And with 4 adult lip syncs on the docket, I looked to the children. Within an hour I had at least 20 kids, who, when it comes to having no shame, are heroes. They signed up whether they had a talent (gymnastic tricks, joke telling, eternal hula hooping) or not (flossing, jumping, a skit that made no sense)… And they were creative! We had a fortnight dancer, a magic trick, a mime, a baseball pitch. They thought, I am going to do this thing I love to do. And I thought, I can learn from you. No fear. So am I. We declared it a Variety Show.

As I watched (and participated in!) the show, I got the sense that this variety of shameless joy, this celebrating of who we are, this participating in joy with each other, is something we were meant to do.

My lip sync was so much fun to do. The children especially got it. They laughed together with every wail. They made me go big. At the end, while people clapped, my daughter couldn’t resist and burst from the crowd and ran up to the “stage” and gave me a hug. It was the best part of my day—that she was so proud of me for that silly thing.

Someone told me my son didn’t laugh during it. “He has only seen it 800 times by now,” I said. I asked him afterward what he thought of it. “It was good,” he said. “And weird.” Perfect, I thought. Exactly what I was going for.

And here I revisit the questionings I had before that magical night. I would like to take a close look at my fear—my fear that could have held me back. My big fear that I would share this thing that was good and weird, that I would go out on a limb, that I would present my brand of strange, that I would make myself fully vulnerable to their judgement—and that they would all stare.

In a room full of children, though, who were getting up and showing the world what they loved…who were desperate to share joy together. Who were not judging. Who are not aware of shame—I had to do this. I had to give myself permission to play.

And here I am on the other side of the performance. Glad I did it. Glad they laughed. Glad for my daughter’s uncontrollable hug. Glad that we all had so much fun together.

I do not believe there is a recording of my lip sync. This means it gets to go down in history in just under 100 people’s memories as one of the four most epic lip syncs of all time (all performed that night to that audience). I am so grateful to those other 3 performers—who breathed life into it when it felt hopeless, who stumbled into it with me, who were forced to close the show and did it in the best big way. I am so grateful for those children, who needed no convincing. I hope to remember this, and to give myself permission to play more often.

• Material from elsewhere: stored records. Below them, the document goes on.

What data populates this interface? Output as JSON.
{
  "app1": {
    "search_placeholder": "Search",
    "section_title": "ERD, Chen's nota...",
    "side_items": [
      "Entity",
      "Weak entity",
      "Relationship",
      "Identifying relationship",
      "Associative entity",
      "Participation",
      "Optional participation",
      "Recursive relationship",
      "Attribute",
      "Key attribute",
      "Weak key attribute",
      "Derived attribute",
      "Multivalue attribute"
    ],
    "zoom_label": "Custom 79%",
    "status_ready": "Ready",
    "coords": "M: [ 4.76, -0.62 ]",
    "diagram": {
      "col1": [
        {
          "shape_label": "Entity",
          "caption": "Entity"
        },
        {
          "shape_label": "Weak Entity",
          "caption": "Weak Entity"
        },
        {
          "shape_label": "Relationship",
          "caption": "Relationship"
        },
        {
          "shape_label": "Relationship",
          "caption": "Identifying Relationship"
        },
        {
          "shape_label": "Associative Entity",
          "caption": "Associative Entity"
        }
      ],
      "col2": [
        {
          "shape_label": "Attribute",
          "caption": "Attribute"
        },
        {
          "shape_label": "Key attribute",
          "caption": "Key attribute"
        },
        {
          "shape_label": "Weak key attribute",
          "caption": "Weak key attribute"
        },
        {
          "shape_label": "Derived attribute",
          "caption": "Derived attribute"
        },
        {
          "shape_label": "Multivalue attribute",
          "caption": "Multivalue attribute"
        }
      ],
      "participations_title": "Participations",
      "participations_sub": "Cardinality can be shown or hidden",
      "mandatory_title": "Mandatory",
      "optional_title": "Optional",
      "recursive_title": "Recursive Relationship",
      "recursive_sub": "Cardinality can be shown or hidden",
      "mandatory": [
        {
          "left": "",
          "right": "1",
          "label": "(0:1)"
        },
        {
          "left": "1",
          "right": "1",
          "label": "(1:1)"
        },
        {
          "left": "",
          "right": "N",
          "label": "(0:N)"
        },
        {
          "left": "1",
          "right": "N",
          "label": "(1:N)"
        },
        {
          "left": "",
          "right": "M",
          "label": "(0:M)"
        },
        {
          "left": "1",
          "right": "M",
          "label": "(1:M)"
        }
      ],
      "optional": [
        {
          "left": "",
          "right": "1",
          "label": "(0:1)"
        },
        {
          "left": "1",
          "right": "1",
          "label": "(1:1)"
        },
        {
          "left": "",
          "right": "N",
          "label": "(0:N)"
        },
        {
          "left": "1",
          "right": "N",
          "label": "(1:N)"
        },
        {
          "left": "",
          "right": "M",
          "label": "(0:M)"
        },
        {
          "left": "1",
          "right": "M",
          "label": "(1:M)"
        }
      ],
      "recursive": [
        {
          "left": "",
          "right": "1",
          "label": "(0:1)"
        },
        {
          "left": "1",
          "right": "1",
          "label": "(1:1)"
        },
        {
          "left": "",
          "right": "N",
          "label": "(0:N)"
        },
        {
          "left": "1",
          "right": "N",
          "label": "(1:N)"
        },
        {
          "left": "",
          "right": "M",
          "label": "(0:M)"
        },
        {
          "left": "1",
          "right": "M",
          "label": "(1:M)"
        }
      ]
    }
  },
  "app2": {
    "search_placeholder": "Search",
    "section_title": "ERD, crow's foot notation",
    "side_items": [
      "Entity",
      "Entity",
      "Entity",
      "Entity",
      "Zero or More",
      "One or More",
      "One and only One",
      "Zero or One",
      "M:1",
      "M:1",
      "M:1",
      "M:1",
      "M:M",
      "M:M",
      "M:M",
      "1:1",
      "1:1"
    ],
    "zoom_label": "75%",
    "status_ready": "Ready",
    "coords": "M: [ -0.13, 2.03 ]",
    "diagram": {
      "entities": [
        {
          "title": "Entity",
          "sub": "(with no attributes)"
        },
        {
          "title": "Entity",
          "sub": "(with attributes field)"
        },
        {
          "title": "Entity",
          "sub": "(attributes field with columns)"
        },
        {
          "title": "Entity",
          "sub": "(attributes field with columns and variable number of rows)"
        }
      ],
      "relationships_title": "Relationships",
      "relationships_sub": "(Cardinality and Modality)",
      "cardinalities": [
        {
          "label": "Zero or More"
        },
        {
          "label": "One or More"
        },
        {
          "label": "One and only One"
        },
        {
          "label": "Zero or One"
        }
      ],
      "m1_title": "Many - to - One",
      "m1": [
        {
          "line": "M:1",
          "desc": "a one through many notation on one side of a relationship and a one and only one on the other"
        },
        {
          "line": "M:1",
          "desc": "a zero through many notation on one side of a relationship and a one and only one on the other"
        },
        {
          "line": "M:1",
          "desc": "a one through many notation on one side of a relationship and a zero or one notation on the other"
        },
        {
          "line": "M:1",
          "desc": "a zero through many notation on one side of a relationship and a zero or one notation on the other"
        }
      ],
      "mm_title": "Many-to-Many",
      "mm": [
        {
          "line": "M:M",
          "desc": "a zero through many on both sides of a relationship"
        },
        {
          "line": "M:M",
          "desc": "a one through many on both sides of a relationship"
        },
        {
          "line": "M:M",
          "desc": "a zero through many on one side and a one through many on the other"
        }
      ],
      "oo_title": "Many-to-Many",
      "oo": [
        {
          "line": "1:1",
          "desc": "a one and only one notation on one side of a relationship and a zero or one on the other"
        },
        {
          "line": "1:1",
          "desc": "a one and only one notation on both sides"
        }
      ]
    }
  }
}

I do have this, though, which is the skit we performed as a family. You have probably never seen Yoga this good before. I hope you enjoy.

Yoga for Beginners from Meet The Otts on Vimeo.